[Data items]
⁂
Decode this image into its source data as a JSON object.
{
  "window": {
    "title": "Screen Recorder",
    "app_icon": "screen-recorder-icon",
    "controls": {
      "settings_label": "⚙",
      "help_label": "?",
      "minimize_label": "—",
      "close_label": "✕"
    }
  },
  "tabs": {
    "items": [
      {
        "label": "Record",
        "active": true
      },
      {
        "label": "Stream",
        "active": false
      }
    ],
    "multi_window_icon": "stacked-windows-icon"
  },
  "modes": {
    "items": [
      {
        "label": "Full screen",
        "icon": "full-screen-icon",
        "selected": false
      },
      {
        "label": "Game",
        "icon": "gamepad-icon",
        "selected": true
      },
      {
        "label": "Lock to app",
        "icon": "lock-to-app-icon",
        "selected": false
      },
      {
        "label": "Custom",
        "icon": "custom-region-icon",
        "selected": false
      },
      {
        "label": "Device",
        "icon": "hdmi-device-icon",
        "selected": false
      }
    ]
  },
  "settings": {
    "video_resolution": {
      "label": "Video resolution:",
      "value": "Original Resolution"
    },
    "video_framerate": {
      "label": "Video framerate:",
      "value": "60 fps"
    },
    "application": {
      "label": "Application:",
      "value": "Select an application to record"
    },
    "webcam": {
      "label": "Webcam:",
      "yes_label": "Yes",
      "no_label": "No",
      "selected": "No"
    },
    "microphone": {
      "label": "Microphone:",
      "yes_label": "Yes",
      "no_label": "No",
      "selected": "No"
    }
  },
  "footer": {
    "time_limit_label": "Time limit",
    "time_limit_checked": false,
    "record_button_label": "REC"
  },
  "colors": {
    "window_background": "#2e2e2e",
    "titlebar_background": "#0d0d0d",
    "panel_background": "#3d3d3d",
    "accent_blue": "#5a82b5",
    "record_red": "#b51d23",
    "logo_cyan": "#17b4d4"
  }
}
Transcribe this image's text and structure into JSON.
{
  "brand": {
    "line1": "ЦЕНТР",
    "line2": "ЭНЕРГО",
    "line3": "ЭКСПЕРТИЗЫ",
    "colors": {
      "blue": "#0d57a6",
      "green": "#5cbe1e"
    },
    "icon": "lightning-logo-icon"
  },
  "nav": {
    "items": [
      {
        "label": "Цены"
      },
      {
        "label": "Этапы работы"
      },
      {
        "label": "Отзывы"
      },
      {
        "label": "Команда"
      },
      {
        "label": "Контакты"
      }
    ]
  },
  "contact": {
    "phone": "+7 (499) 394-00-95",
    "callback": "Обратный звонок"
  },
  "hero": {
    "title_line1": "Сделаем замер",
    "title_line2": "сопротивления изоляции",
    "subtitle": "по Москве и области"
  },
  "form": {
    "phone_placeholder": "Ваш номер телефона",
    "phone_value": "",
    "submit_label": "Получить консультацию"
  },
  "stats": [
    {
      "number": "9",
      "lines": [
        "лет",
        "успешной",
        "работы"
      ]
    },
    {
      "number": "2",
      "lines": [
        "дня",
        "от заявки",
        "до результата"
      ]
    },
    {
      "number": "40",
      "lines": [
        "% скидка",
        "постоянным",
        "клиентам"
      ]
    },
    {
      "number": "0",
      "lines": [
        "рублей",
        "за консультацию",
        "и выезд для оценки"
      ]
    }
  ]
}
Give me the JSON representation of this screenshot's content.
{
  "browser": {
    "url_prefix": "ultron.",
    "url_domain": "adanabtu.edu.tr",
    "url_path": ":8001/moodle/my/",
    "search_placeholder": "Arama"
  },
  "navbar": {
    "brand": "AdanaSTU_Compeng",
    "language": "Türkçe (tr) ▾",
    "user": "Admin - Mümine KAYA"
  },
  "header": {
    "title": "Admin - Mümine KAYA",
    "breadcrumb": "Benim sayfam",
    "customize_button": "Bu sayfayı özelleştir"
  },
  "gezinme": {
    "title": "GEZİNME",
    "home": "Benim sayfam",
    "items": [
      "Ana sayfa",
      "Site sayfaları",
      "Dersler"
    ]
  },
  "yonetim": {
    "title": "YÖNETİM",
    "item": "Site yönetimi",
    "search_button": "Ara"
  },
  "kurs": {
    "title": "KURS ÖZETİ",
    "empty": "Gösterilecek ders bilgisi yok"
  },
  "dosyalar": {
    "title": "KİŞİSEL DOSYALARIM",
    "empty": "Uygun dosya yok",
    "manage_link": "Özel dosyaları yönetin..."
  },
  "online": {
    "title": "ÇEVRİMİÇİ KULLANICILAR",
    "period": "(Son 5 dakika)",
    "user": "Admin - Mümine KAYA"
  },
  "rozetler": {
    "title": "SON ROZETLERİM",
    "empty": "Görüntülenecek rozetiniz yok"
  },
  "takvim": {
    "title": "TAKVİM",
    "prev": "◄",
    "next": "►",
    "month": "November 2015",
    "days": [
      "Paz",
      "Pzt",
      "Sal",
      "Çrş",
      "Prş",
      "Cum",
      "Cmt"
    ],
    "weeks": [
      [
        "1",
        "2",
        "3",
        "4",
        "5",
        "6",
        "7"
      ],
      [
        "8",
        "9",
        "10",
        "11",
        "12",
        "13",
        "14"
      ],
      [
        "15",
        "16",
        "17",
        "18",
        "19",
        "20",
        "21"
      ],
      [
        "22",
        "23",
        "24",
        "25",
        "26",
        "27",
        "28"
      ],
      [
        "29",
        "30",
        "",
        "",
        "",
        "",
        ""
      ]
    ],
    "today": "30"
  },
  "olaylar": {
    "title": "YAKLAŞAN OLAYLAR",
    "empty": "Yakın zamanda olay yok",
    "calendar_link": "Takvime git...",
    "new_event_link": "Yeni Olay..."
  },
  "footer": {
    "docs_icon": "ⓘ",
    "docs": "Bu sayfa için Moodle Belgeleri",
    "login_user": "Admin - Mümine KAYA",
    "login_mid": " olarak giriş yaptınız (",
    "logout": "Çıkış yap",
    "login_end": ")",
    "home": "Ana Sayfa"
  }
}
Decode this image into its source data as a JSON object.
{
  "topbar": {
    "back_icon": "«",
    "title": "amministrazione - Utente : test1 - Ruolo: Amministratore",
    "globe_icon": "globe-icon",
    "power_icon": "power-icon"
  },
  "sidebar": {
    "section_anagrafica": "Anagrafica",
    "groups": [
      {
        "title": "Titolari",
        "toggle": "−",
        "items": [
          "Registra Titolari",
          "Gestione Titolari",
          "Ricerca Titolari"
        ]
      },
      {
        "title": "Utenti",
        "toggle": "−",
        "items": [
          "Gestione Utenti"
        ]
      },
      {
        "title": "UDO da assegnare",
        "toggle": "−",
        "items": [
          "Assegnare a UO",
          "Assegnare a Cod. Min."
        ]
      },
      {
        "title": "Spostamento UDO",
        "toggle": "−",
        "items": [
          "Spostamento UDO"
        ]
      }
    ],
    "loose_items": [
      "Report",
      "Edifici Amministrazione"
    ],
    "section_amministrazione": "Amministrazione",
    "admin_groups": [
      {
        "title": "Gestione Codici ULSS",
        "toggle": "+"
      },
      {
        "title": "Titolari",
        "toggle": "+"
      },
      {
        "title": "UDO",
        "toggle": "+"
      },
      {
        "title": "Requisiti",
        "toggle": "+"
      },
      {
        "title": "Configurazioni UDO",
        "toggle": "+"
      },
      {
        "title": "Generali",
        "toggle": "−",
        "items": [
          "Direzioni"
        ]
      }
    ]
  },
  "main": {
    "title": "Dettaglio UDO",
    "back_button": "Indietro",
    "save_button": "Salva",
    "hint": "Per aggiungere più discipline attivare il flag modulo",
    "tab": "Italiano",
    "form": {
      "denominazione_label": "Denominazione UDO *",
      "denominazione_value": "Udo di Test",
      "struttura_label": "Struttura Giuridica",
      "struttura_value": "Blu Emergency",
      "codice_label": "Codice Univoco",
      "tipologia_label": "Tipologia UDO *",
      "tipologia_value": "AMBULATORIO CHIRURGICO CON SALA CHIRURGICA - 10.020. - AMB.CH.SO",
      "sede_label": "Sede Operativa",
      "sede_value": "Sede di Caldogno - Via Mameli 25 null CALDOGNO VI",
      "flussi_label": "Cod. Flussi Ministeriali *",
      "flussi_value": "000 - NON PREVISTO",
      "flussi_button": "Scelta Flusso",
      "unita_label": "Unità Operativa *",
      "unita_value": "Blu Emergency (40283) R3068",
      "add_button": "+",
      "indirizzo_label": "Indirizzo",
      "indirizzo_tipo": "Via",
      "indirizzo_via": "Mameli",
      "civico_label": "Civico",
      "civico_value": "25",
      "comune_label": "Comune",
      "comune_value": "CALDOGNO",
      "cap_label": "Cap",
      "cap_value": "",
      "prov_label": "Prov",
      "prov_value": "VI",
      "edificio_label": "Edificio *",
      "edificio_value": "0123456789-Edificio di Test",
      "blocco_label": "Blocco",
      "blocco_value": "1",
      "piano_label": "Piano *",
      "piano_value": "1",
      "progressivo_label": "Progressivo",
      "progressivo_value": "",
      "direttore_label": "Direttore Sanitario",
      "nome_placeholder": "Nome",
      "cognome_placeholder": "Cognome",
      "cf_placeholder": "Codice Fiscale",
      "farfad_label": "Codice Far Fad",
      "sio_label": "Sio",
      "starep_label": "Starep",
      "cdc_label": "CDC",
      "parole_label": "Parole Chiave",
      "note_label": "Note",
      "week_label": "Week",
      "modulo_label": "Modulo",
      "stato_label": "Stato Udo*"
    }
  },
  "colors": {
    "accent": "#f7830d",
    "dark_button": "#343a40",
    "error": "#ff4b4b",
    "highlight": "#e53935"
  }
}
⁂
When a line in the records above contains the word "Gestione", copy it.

- Written response:
          "Gestione Titolari",
          "Gestione Utenti"
        "title": "Gestione Codici ULSS",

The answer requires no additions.